The Huniad Castle (also known as the Corvin Castle), the greatest fortress in Romania, is an almost perfectly preserved Gothic castle. Founded in the 14th century, the Huniad Castle impresses through its imposing presence, which dominates the surroundings. In 1873, Jules Verne included it in his “Around the World in 80 Days” itinerary.
The castle represents not only a singular monument in Romania, but also one of the most attractive medieval buildings in the European spaces. The edifice presents diverse styles and innovations in the époque’s military and civil constructions, being representative for the architecture of that time’s south-eastern Europe. The additions, reconstructions and restorations of the castle from the 15th to the 20th centuries offer the visitors the chance to enjoy a unique mixture of architectural elements belonging to the Renaissance, Baroque and Neo-Gothic styles.
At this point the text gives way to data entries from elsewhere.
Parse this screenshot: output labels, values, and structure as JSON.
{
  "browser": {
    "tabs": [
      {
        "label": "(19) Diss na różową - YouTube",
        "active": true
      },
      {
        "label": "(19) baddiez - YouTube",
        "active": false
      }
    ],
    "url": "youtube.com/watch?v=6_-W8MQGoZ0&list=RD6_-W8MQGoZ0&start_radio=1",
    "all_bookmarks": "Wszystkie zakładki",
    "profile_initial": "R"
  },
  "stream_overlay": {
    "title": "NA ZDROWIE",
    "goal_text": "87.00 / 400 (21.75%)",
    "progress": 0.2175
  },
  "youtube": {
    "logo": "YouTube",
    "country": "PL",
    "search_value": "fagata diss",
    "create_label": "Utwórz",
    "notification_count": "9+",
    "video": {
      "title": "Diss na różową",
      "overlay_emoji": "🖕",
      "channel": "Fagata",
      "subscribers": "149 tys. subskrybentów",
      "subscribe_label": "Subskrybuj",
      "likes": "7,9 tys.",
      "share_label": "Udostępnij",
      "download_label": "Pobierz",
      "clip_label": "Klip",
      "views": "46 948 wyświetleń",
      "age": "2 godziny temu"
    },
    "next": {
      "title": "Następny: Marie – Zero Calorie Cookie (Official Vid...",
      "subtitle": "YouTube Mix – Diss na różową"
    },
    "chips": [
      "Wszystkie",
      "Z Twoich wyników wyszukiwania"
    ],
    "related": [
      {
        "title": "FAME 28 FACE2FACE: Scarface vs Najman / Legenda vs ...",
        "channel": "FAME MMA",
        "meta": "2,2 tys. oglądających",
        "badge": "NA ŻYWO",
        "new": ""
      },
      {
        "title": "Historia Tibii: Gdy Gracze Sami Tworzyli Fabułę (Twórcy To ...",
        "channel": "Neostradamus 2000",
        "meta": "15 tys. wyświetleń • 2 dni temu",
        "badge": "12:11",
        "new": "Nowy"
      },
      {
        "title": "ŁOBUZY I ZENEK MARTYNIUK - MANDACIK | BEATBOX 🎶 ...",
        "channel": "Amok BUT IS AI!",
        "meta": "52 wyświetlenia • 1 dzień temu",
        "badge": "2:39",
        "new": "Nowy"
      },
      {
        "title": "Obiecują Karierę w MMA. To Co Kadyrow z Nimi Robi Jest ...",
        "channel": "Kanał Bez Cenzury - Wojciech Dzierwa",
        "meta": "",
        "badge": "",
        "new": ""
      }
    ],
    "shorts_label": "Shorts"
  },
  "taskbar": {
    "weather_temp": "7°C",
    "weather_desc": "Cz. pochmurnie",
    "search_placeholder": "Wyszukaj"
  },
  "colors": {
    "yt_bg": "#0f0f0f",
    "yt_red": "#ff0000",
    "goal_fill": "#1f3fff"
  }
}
The main improvements to the initial state of the castle were made especially by Johann Hunyadi (Iancu de Hunedoara) and his son, Matthias Corvinus (Matei Corvin), the greatest king of Hungary.
Iancu Corvin de Hunedoara was a brilliant military strategist, who became regent of Hungary and prince of Transylvania. He inherited the citadel from his father and transformed it into a Gothic fortified residence by building the exterior walls, guarded by 7 towers, the chapel and most of the actual castle. His son, Matei Corvin, subsequently developed the building and added the Renaissance elements.
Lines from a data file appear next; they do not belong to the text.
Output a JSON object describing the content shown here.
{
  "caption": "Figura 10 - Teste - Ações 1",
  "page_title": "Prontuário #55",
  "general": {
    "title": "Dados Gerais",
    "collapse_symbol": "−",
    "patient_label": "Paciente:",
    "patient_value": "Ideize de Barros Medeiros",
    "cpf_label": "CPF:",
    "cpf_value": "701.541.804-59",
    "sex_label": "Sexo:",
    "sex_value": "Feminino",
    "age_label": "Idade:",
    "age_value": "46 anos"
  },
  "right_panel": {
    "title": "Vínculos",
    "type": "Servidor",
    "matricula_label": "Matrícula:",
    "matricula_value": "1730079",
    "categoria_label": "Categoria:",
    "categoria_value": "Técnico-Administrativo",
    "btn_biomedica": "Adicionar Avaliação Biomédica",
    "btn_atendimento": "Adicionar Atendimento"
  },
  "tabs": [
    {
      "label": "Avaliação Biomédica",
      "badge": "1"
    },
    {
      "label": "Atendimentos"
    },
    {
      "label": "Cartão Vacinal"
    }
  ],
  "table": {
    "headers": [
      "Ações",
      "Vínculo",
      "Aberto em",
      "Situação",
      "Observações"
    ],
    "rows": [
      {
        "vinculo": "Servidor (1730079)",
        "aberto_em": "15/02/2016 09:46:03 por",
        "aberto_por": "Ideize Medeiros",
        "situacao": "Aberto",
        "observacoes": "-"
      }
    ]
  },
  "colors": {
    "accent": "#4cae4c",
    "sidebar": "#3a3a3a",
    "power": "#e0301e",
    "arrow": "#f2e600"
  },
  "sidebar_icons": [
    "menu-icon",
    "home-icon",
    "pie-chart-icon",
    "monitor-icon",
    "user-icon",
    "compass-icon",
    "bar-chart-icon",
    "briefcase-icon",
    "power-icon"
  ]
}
After the restoration works in 1974, the castle was transformed into a museum. On the outside, it impresses through the long, narrow bridge that offers access inside, and the tall, sharp towers. Within the castle you will find galleries, vaults and spiral stairways leading to halls that do not preserve the original furniture, but accommodate displays of weaponry, frescoes and inscriptions. The chapel, one of the structures most representative for the 15th century, harmoniously combines elements from the Roman and late Gothic styles. You can also admire the Ne boisa and Capistrano towers, kept intact from Iancu’s times.
Monday: 09:00 – 15:00
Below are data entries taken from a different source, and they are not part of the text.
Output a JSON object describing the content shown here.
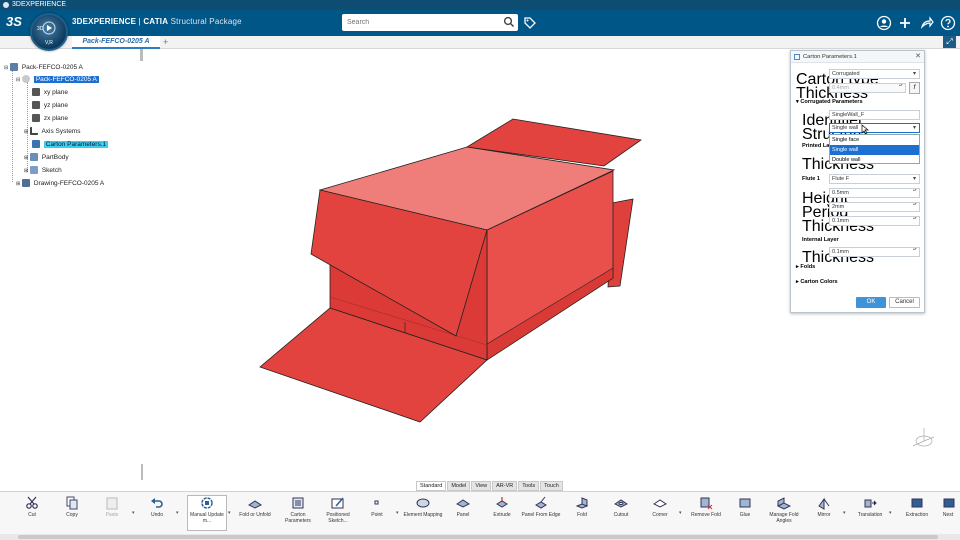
{
  "os": {
    "title": "3DEXPERIENCE"
  },
  "header": {
    "brand": "3DEXPERIENCE",
    "app": "CATIA",
    "app_sub": "Structural Package",
    "compass_version": "V,R",
    "search_placeholder": "Search",
    "accent": "#005686"
  },
  "tabs": {
    "document": "Pack-FEFCO-0205 A",
    "add": "+"
  },
  "tree": {
    "root": "Pack-FEFCO-0205 A",
    "product": "Pack-FEFCO-0205 A",
    "items": [
      "xy plane",
      "yz plane",
      "zx plane",
      "Axis Systems",
      "Carton Parameters.1",
      "PartBody",
      "Sketch"
    ],
    "drawing": "Drawing-FEFCO-0205 A"
  },
  "dialog": {
    "title": "Carton Parameters.1",
    "carton_type_label": "Carton type",
    "carton_type_value": "Corrugated",
    "thickness_label": "Thickness",
    "thickness_value": "0.4mm",
    "corrugated_section": "Corrugated Parameters",
    "identifier_label": "Identifier",
    "identifier_value": "SingleWall_F",
    "structure_label": "Structure",
    "structure_value": "Single wall",
    "structure_options": [
      "Single face",
      "Single wall",
      "Double wall"
    ],
    "printed_label": "Printed La",
    "printed_thickness_label": "Thickness",
    "flute_label": "Flute 1",
    "flute_value": "Flute F",
    "height_label": "Height",
    "height_value": "0.5mm",
    "period_label": "Period",
    "period_value": "2mm",
    "flute_thickness_label": "Thickness",
    "flute_thickness_value": "0.1mm",
    "internal_section": "Internal Layer",
    "internal_thickness_label": "Thickness",
    "internal_thickness_value": "0.1mm",
    "folds_section": "Folds",
    "colors_section": "Carton Colors",
    "ok": "OK",
    "cancel": "Cancel"
  },
  "section_tabs": [
    "Standard",
    "Model",
    "View",
    "AR-VR",
    "Tools",
    "Touch"
  ],
  "toolbar": [
    {
      "label": "Cut",
      "icon": "scissors-icon"
    },
    {
      "label": "Copy",
      "icon": "copy-icon"
    },
    {
      "label": "Paste",
      "icon": "paste-icon"
    },
    {
      "label": "Undo",
      "icon": "undo-icon"
    },
    {
      "label": "Manual Update m...",
      "icon": "update-icon"
    },
    {
      "label": "Fold or Unfold",
      "icon": "fold-unfold-icon"
    },
    {
      "label": "Carton Parameters",
      "icon": "carton-parameters-icon"
    },
    {
      "label": "Positioned Sketch...",
      "icon": "positioned-sketch-icon"
    },
    {
      "label": "Point",
      "icon": "point-icon"
    },
    {
      "label": "Element Mapping",
      "icon": "element-mapping-icon"
    },
    {
      "label": "Panel",
      "icon": "panel-icon"
    },
    {
      "label": "Extrude",
      "icon": "extrude-icon"
    },
    {
      "label": "Panel From Edge",
      "icon": "panel-from-edge-icon"
    },
    {
      "label": "Fold",
      "icon": "fold-icon"
    },
    {
      "label": "Cutout",
      "icon": "cutout-icon"
    },
    {
      "label": "Corner",
      "icon": "corner-icon"
    },
    {
      "label": "Remove Fold",
      "icon": "remove-fold-icon"
    },
    {
      "label": "Glue",
      "icon": "glue-icon"
    },
    {
      "label": "Manage Fold Angles",
      "icon": "manage-fold-angles-icon"
    },
    {
      "label": "Mirror",
      "icon": "mirror-icon"
    },
    {
      "label": "Translation",
      "icon": "translation-icon"
    },
    {
      "label": "Extraction",
      "icon": "extraction-icon"
    },
    {
      "label": "Nest",
      "icon": "nest-icon"
    }
  ],
  "colors": {
    "carton": "#e2433f",
    "carton_light": "#ef7e7a",
    "selection": "#1d6fd1",
    "highlight": "#3ad0ea"
  }
}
01 Nov – 29 Feb: 09:00 – 16:00*
01 Mar – 30 Apr: 09:00 – 17:00*
01 Mai – 31 Aug: 09:00 – 18:00*
01 Sep – 31 Oct: 09:00 – 17:00*
*last entry is 30 minutes before closing time.
Adults – 10 lei
Students – 5 lei
Pensioners – 5 lei
Photo Tax – 5 lei
Video Tax – 10 lei
Guide Tax – 30 lei
How to get there:
Hunedoara is located at 125km west of Sibiu and 190km east of Timişoara.
By car: From Timişoara, take DN6 and DN68 national roads to Hunedoara.
From Sibiu, take E68 European road in the direction of Deva and then, when you get to Sântuhalm village, take DN68B national road to Hunedoara.
By train: The biggest railway junction close to Hunedoara is Simeria (18km north of Hunedoara) – there are many trains that link different cities in the country that stop here. From Simeria there are 7 trains/day to Hunedoara. Approximate travel time is 30min.
By bus: The best option is to go (by train) to Deva. There are regular bus and maxitaxi rides between Deva and Hunedoara, with daily departures every 10-15 minutes. Approximate travel time is 45min.